Michigan man turns building into space for art, music
By RACHEL GRECO
Nov. 05, 2017
CHARLOTTE, Mich. (AP) — Richard Turbin was newly-divorced and looking for something larger than life to throw himself into when he first discovered the space in downtown Charlotte.
Twenty-four years ago he needed a flash light to walk the 159-year-old property's second and third floors with LeRoy Hummel, Charlotte's building official.
"All the windows were boarded up all the way around the second and third floors, so it was darker than all get out up there," Turbin told the Lansing State Journal . "You couldn't see anything."
Once home to an Independent Order of Odd Fellows lodge, it's the tallest building on the block.
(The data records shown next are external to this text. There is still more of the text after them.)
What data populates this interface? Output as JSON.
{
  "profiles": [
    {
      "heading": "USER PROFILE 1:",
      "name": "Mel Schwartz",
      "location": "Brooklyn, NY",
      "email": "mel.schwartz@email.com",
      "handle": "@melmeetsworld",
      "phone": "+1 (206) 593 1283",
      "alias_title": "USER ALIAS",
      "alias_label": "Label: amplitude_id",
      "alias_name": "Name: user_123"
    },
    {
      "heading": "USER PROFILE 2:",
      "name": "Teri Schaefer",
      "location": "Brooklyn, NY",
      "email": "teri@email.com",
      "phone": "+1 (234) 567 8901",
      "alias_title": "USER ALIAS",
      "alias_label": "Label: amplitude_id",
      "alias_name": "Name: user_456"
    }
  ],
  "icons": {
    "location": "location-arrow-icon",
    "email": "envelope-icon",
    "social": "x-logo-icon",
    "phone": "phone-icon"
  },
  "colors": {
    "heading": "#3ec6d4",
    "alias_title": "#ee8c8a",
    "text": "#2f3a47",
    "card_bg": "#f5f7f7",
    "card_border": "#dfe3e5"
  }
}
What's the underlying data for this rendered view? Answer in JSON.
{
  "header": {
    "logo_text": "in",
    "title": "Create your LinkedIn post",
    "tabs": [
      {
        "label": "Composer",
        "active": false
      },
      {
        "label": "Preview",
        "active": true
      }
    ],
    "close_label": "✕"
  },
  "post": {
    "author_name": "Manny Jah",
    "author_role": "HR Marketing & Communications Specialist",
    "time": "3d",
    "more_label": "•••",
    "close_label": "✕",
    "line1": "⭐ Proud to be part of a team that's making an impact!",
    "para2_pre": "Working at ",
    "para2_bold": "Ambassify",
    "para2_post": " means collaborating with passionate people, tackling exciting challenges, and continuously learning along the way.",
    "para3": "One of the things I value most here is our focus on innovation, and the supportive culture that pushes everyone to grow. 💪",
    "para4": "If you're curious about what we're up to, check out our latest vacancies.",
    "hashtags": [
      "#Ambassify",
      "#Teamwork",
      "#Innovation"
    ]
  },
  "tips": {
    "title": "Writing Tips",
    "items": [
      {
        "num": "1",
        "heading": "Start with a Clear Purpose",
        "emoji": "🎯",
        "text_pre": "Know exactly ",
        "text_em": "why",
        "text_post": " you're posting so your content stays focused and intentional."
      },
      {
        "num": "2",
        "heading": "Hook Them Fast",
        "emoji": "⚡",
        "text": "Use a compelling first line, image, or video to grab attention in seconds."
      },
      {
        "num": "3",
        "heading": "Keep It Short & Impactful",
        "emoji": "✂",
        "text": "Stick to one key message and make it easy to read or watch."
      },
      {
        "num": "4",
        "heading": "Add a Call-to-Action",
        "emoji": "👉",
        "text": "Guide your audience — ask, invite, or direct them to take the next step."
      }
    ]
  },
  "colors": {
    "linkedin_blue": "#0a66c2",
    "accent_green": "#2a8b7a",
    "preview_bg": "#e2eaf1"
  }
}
The upper floors had been empty for three decades in 1993 and were to be sold at a foreclosure auction in just a few days.
"There was no heat, no electricity, no plumbing," Turbin said.
But there was potential, so he bought it cheap, 12,000 square feet for just $1,250.
Turbin moved into the 18,000-square-foot building and started fixing it up. Three years later he bought the first floor, opening an antique shop on the ground level.
It has taken two and a half decades and more than $100,000 to realize his dream for the property — the creation of Windwalker Underground Gallery, a nonprofit dedicated to promoting and supporting local art initiatives and artists themselves, some of who live in apartments on the building's second floor.
In the process he breathed new life into the space that is, in many ways, a work of art itself.
Art work doesn't just hang on the walls inside the gallery. Artists have chiseled pieces onto the length of a second-floor wall and spray painted others on the brick exterior.
Inside the building you'll find exposed brick walls and original wood floors and high ceilings, but there's also a 17-foot-long dream catcher sculpture accented by colored glass that hangs below a glass roof skylight, a first-floor stage and a third-floor ballroom with huge windows facing the city's downtown.
There's a koi pond on the third floor landing filled with fish, and a small room at the top of the building that opens, via glass doors, to the roof.
Turbin spent years gutting the building and restoring it, doing most of the grunt work himself.
"I took a building that was so undesirable," Turbin said. "No one wanted it, but I knew exactly where I was going with it."
On Friday nights and weekends the space is an entertainment venue. Comedians, musicians and storytellers perform on a first-floor stage during open mic nights and organized events. Movies are shown from a large projection screen, including a recent showing of the cult classic "The Rocky Horror Picture Show," and art workshops are offered to the community.
The building is an art gallery too, serving as a creation and living space for a few resident artists who live in second-floor apartments there and other area artists who sell and show their work in the building.
"I love art," Turbin said. "I live for art. My whole dream is to support the arts and to help the children of the community become involved in the arts. That's what our mission is here."
Kalli Dempsey, a member of Windwalker's board, said the building's beauty is the perfect backdrop for the nonprofit, which is now two years old.
"It's amazing," she said. "It's been a 25-year process. Richard knew what he needed to do and he found the people to help him do it. He just carried this vision with him for so long."
The building's basement is Turbin's next project. He's renovating it and plans to create a true "underground gallery" art space there.
In the meantime, Windwalker's board is still working to draw more visitors to the property, for events or just for a spur-of-the-moment tour. Turbin said many Lansing area residents haven't discovered it yet, and he wants to welcome them.
"We spent all of 2016 saying our mission statement everywhere we could," Dempsey said. "We want people to know what it happening with this space and why."
She said more than 700 people attended events at Windwalker this year, and more than 300 artists have performed there.
Turbin said it's a good start, but they still have work to do in spreading the word about the space.
"To this day people come in through the front door who have never been here," he said. "And the space is deceiving. When you're on the first floor you have no idea what's above you. Really, a lot of cool stuff is going on here. This is a magical building and I'm not just saying that because I own it."
Information from: Lansing State Journal, http://www.lansingstatejournal.com